**Task item**
Leave out the pictures, and quote exactly the lines running from the one with "Output a JSON" through the last line of the entries below.

Content starts

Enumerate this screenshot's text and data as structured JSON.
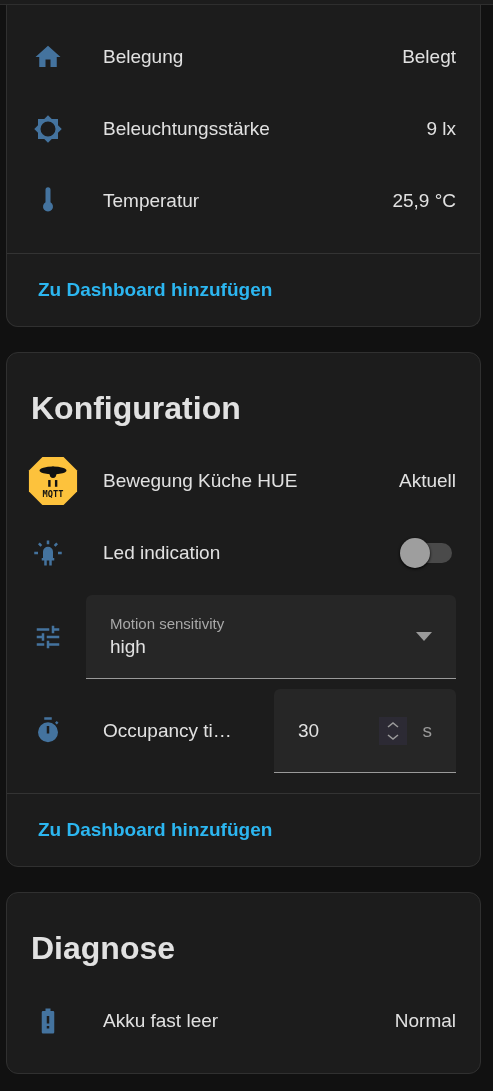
{
  "sections": [
    {
      "rows": [
        {
          "kind": "state",
          "label": "Belegung",
          "value": "Belegt"
        },
        {
          "kind": "state",
          "label": "Beleuchtungsstärke",
          "value": "9 lx"
        },
        {
          "kind": "state",
          "label": "Temperatur",
          "value": "25,9 °C"
        }
      ],
      "link": "Zu Dashboard hinzufügen"
    },
    {
      "title": "Konfiguration",
      "rows": [
        {
          "kind": "device",
          "label": "Bewegung Küche HUE",
          "value": "Aktuell",
          "logo_text": "MQTT"
        },
        {
          "kind": "toggle",
          "label": "Led indication",
          "on": false
        },
        {
          "kind": "select",
          "label": "Motion sensitivity",
          "value": "high"
        },
        {
          "kind": "number",
          "label": "Occupancy ti…",
          "value": "30",
          "unit": "s"
        }
      ],
      "link": "Zu Dashboard hinzufügen"
    },
    {
      "title": "Diagnose",
      "rows": [
        {
          "kind": "state",
          "label": "Akku fast leer",
          "value": "Normal"
        }
      ]
    }
  ]
}
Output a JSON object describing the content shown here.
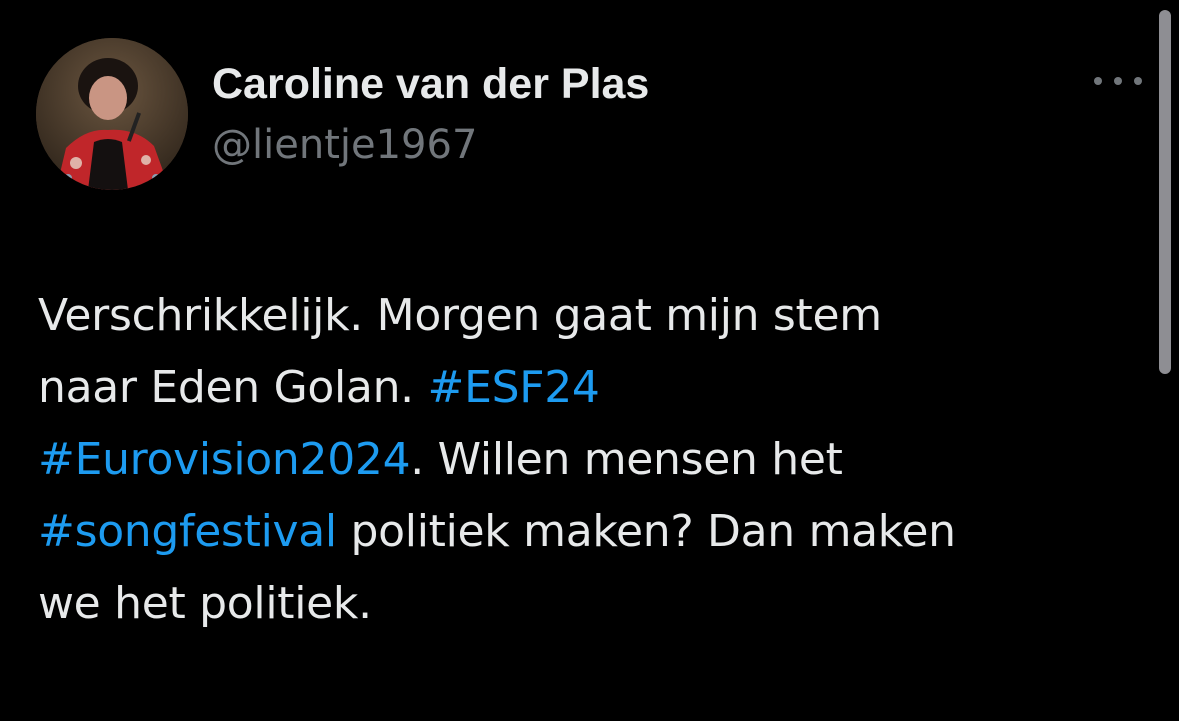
{
  "author": {
    "display_name": "Caroline van der Plas",
    "handle": "@lientje1967"
  },
  "more_icon": "more-horizontal-icon",
  "colors": {
    "background": "#000000",
    "text": "#e7e9ea",
    "secondary": "#71767b",
    "link": "#1d9bf0"
  },
  "tweet": {
    "line1": "Verschrikkelijk. Morgen gaat mijn stem",
    "line2_text": "naar Eden Golan. ",
    "hashtag_esf24": "#ESF24",
    "hashtag_eurovision": "#Eurovision2024",
    "line3_text": ". Willen mensen het",
    "hashtag_songfestival": "#songfestival",
    "line4_text": " politiek maken? Dan maken",
    "line5": "we het politiek."
  }
}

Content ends

**Result for this task**
Output a JSON object describing the content shown here.
{
  "author": {
    "display_name": "Caroline van der Plas",
    "handle": "@lientje1967"
  },
  "more_icon": "more-horizontal-icon",
  "colors": {
    "background": "#000000",
    "text": "#e7e9ea",
    "secondary": "#71767b",
    "link": "#1d9bf0"
  },
  "tweet": {
    "line1": "Verschrikkelijk. Morgen gaat mijn stem",
    "line2_text": "naar Eden Golan. ",
    "hashtag_esf24": "#ESF24",
    "hashtag_eurovision": "#Eurovision2024",
    "line3_text": ". Willen mensen het",
    "hashtag_songfestival": "#songfestival",
    "line4_text": " politiek maken? Dan maken",
    "line5": "we het politiek."
  }
}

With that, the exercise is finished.